# [Your objective]
Each line that includes the word "Grease" should be copied from the records.

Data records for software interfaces
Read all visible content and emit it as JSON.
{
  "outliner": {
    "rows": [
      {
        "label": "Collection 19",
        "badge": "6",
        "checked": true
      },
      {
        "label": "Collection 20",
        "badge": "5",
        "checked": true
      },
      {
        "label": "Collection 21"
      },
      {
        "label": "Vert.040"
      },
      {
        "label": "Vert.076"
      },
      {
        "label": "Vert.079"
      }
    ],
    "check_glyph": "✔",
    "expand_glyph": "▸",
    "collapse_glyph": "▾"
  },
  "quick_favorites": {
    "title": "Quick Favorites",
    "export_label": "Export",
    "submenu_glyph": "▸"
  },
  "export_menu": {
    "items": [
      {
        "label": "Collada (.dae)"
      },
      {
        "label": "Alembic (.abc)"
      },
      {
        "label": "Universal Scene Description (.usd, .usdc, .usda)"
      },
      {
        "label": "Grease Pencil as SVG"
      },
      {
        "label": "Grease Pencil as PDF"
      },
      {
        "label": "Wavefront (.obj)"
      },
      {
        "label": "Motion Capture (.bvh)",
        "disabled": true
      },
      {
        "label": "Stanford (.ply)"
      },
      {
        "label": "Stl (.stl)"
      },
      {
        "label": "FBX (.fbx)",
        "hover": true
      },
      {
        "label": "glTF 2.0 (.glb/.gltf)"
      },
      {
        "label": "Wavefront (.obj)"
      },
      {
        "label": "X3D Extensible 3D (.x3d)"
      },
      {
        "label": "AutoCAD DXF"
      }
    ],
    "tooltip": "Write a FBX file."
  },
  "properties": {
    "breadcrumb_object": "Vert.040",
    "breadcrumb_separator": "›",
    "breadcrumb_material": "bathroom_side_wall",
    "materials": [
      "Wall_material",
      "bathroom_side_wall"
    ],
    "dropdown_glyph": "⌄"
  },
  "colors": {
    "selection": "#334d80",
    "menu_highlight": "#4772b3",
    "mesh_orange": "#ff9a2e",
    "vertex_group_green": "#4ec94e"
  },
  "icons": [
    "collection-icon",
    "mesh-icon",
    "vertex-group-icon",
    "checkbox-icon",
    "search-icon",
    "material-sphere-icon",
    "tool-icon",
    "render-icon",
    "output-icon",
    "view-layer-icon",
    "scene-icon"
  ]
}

# [Response to this task]
        "label": "Grease Pencil as SVG"
        "label": "Grease Pencil as PDF"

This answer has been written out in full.